Price is an issue here. As good as it smells, it doesn't smell grey market Creed good. Spending what I spent on this is a ripoff, although not by a ton. It would be fairly priced at about $110. Chanel would charge that much, and like I said, this smells like a Chanel. I happen to think Chanel's prices are fair. But $300 from Bond? Well, you decide, folks. It's not 2003 anymore, and the brand has at least 900 floral perfumes out of their 1500 perfume lineup. So it's not like this is the only stop on the ride. But my main takeaway is that the packaging is stunning, the perfume is quite good for what it is, with good longevity and decent throw, and it's just as fresh and unisex as Tommy Girl, if Tommy Girl were taken to the next level. Is it what I hoped it would be? No, I wanted a variation of Creed's Spring Flower. But if you like this kind of thing, it's worth a sniff.


Derby Clubhouse Blanche (Armaf)

Silver Mountain Water clones are weird. Two years ago, I bought Rasasi's Al Wisam Day, expecting it to be a dead ringer based on everything I was reading, and at best it approximates its template by maybe 60% (or less). So I had to stow expectations for Armaf's Derby Clubhouse Blanche, given its cheaper price point, and less than stellar reputation. I have never received a compliment on AW Day, and figured DCB would also be underwhelming.
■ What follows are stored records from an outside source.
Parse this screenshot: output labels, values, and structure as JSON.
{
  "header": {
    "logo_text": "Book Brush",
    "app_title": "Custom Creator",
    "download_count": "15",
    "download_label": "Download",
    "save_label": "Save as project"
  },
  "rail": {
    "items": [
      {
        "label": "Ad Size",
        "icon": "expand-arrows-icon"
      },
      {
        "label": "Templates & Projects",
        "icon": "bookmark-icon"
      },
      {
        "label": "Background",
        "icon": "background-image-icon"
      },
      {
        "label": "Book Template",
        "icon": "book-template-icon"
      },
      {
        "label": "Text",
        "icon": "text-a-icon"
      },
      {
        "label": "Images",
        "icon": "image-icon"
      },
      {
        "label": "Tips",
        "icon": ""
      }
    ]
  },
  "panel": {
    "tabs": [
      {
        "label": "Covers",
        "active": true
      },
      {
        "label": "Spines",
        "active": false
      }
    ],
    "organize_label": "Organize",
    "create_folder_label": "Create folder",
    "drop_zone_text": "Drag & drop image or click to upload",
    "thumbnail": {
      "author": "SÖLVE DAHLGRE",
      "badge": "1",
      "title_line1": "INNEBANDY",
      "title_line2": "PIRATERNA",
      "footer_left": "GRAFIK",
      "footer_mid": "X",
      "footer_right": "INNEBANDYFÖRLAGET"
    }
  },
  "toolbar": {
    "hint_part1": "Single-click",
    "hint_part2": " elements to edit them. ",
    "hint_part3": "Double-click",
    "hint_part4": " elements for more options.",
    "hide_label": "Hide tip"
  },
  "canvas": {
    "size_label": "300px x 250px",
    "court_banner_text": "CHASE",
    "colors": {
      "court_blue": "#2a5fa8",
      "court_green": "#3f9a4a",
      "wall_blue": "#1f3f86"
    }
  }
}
Armaf's interpretation is fresher, lighter, and subtler than Rasasi's, and these differences are immediately obvious at first spray. It's also a much simpler composition. Al-Wisam Day is full of sparkling herbal notes, supported in the base by tea rose and synthetic sandalwood. Armaf eschews complexity and employs a quartet pyrmaid: fleeting citrus, green tea, sweet berry, and aqueous musk (presumably a stand-in for ambergris). Though somewhat basic, I think the nose for DCB calibrated its limited palette wisely, choosing a dusky green tea aroma chemical that darkens as it evaporates, respectably mimicking the "ink" in the Creed. The scent's musk was also a good choice, as it radiates an odd, somewhat watery freshness later in the dry down.

I'm not sure what the point of the citrus is, as it lasts twenty seconds off the top, and the "berry" note, which is meant to be blackcurrant, just smells vague and sweet (this is probably one of Creed's captive molecules, which no clone can imitate), but everything feels decently balanced, performance is reasonable, and I think I got a bit more than I paid for here. It's good to note that these kinds of scents are very high-pitched, making olfactory fatigue common, so longevity can be difficult to gauge.

Rasasi's fragrance is more complex, far richer, and probably a better scent all around, but I did receive two compliments from a woman who said she wanted to wear the Armaf herself, and after a week of unbroken wear, I've yet to tire of it. If you're on the fence here, all I can say is, try it. Given its $20 price tag, you can't go wrong. I'm looking forward to smelling how Franck Olivier's Sun Java White compares.